The new limits promise to make Microsoft groups think twice about using vendors for these types of long-term roles. Some current and former employees I spoke with welcomed the change, calling it a much-needed move to combat “bloat” on Microsoft teams.
The move also puts Microsoft’s a-dash temporary workers on more equal footing with the v-dash vendors. The new policy applies the 18-months-on, 6-months-off rule to a-dash workers, which could be viewed as better than their past one-year-on, 100-days-off rule of the past.
One former Microsoft employee who has tracked the issue closely welcomed this move as a blow to Microsoft’s three-tiered workplace hierarchy of blue badges, v-dash and a-dash workers — a structure frequently criticized for creating management inefficiencies, dead weight and cultural challenges.
But the company might be being more pragmatic than that.
Legal and financial implications
Pradeep Chauhan, a former Microsoft business development manager and the founder of the OnContracting jobs marketplace for tech contractors, explains in this blog post that Microsoft may be addressing the legal liability that comes from employing vendors on contract for long periods of time. (This “co-employment risk,” as it’s called, can cost companies lots of money if contractors are deemed eligible for benefits received by direct employees.)
The move also benefits the company by “empowering” the a-dash program, Chauhan writes. He explains, “For Microsoft, a-dash assignments are much easier to control rate-wise as they are filled through open competition among preferred vendors through their Managed Service Provider program.”
Explaining how this impacts the job market, Chauhan writes, “A number of local consultants and independent contractors that relied on v-dash consulting gigs at Microsoft will be affected by eligibility now. The more experienced ones can’t afford artificial breaks of 6 months causing them to find work elsewhere or raising their rates to cover the downtime.”
The policy is just for workers in the U.S., and doesn’t apply to overseas contracting, but Chauhan notes that the change is especially bad for v-dash workers in the U.S. who are here on H-1B visas, who would need to find alternative assignments.
Wall Street analysts are also watching the situation closely.
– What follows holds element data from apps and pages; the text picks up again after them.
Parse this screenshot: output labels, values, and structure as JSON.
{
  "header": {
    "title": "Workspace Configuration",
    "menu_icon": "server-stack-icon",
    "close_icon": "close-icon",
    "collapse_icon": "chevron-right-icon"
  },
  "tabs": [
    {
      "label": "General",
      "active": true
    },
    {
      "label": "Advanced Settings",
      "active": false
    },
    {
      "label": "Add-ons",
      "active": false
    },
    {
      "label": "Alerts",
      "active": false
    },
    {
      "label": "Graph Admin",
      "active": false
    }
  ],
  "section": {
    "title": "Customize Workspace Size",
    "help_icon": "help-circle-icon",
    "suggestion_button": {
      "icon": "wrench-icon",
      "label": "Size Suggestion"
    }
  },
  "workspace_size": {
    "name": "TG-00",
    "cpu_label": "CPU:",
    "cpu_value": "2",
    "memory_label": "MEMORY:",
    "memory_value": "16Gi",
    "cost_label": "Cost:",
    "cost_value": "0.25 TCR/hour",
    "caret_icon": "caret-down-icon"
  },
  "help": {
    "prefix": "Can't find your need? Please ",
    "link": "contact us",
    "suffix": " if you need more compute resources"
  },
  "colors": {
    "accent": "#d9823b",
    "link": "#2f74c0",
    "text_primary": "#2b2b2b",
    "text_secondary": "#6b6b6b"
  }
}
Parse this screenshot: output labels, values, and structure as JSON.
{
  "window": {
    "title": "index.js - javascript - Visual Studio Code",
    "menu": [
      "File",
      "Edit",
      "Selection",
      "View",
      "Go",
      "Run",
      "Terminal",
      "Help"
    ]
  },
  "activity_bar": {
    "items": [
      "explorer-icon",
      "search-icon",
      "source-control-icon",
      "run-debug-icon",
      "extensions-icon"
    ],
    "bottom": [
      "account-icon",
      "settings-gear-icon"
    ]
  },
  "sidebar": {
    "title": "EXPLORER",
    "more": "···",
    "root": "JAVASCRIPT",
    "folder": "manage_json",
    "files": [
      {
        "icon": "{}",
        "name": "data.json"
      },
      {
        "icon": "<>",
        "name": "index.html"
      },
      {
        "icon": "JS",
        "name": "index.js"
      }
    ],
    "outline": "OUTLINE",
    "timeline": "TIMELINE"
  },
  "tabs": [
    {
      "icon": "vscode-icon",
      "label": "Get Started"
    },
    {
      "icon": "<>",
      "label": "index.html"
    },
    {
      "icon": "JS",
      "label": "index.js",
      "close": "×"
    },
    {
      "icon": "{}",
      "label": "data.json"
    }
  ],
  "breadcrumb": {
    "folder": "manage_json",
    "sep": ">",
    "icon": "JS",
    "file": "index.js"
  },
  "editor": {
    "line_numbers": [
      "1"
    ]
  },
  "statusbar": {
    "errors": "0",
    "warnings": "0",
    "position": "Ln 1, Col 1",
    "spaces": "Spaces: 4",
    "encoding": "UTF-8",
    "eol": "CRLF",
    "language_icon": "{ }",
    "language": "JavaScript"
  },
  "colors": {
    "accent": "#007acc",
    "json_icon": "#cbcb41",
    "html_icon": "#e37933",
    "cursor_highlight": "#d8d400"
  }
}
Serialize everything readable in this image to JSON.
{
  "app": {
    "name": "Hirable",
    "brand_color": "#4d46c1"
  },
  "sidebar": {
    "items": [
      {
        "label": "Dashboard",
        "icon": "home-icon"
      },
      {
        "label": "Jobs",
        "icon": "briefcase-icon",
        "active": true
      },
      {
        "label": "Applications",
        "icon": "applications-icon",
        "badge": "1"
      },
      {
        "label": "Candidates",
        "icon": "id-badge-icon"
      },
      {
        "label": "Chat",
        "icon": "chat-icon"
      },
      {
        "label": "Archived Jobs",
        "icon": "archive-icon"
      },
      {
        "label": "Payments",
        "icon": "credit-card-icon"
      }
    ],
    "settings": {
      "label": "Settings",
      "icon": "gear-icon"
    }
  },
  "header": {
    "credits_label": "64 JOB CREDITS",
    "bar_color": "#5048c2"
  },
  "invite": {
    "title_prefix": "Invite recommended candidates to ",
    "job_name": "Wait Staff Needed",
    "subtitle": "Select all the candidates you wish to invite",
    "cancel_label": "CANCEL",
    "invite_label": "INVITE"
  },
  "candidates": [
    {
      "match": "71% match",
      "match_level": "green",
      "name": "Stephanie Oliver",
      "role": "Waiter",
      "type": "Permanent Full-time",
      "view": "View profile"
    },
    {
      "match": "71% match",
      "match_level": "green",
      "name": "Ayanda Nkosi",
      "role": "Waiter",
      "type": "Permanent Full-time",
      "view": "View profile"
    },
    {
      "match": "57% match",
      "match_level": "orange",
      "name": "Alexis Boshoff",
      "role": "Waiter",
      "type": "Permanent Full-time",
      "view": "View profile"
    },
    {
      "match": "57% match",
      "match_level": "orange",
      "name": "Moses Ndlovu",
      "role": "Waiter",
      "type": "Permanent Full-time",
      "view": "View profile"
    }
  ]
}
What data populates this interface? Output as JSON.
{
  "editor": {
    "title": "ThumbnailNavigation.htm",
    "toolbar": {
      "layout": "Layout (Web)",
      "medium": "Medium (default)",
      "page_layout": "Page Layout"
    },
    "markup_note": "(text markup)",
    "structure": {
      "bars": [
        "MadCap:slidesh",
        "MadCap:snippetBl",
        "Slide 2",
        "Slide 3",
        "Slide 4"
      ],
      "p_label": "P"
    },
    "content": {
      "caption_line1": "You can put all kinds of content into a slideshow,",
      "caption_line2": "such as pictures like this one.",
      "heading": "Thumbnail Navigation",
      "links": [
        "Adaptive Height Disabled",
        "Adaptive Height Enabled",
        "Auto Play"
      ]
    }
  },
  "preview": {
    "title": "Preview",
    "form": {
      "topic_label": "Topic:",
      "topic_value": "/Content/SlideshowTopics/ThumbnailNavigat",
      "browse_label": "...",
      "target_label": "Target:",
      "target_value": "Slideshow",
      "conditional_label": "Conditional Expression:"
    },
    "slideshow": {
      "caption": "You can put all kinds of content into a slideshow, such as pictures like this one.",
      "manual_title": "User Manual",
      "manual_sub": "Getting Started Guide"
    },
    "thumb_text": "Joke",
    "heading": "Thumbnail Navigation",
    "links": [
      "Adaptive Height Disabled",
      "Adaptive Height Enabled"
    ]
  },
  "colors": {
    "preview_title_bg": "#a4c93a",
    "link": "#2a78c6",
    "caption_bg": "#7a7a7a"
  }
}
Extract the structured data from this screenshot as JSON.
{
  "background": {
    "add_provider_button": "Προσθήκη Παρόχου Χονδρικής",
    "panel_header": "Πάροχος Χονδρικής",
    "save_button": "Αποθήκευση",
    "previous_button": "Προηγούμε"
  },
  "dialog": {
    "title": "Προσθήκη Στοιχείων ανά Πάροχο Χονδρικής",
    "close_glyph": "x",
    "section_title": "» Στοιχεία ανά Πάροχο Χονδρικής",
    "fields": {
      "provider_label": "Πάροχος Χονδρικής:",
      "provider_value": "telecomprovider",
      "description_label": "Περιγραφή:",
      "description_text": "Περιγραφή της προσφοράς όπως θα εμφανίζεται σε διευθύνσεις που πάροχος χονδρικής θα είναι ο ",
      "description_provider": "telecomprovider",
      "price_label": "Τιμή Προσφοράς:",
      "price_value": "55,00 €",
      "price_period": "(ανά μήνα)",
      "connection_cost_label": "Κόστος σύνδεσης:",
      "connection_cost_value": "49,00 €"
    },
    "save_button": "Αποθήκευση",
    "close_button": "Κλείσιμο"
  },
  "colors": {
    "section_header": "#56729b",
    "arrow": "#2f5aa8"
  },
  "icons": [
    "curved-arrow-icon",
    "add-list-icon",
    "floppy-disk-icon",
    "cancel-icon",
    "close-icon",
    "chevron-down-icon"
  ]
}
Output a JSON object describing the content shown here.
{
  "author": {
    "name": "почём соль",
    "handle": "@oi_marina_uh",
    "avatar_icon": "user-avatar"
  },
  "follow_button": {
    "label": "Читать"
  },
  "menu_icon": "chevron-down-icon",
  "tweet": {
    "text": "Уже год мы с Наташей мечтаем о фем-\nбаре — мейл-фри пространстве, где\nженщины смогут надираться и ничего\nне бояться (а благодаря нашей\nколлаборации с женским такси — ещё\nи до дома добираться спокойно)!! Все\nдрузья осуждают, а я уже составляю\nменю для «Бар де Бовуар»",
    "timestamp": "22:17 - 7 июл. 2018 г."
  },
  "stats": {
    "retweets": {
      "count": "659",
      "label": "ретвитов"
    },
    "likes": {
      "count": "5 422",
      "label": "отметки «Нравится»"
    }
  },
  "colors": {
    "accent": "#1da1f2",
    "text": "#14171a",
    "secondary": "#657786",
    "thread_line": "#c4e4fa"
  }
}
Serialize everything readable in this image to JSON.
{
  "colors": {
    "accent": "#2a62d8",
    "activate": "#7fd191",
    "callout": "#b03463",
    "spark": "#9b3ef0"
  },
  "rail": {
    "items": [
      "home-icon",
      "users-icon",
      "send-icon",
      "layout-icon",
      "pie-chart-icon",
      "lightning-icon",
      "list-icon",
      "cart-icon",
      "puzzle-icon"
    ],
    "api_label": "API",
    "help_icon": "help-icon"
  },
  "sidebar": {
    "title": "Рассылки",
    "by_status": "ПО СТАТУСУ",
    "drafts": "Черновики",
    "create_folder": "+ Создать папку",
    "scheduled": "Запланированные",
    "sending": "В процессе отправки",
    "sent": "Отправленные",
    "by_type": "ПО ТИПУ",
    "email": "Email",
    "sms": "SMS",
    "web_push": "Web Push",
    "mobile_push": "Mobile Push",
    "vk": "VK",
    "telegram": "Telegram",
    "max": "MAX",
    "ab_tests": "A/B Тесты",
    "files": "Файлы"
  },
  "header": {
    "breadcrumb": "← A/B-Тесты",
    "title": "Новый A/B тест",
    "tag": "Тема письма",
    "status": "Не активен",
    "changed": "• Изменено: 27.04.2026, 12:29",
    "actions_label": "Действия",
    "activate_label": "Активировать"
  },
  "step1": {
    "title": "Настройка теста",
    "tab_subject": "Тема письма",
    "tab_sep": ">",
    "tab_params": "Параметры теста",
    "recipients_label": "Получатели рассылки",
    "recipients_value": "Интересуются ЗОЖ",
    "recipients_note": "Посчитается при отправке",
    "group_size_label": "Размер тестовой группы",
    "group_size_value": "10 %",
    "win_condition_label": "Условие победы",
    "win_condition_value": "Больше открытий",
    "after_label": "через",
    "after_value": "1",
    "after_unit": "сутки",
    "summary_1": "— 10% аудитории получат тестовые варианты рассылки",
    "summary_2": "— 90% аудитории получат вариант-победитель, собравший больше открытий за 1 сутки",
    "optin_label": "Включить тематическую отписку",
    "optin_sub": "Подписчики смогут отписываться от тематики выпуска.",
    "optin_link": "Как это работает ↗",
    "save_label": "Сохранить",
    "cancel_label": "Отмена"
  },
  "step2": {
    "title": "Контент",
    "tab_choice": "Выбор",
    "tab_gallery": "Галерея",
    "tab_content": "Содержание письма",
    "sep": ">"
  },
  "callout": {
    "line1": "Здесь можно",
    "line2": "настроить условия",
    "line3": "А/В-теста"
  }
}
Rick Sherlund of Nomura Research wrote this morning that the cost savings announced by Microsoft through its layoffs at Nokia and its main workforce may not be as large as investors would have hoped. That could increase the pressure on the company to cut costs elsewhere.
Microsoft reports earnings Tuesday afternoon, and Sherlund predicts that the company may have more to say on the topic of its “shadow workforce” of contractors during its conference call with analysts.
Click here to read the full Microsoft memo to vendor companies, outlining the new policy for network and building access.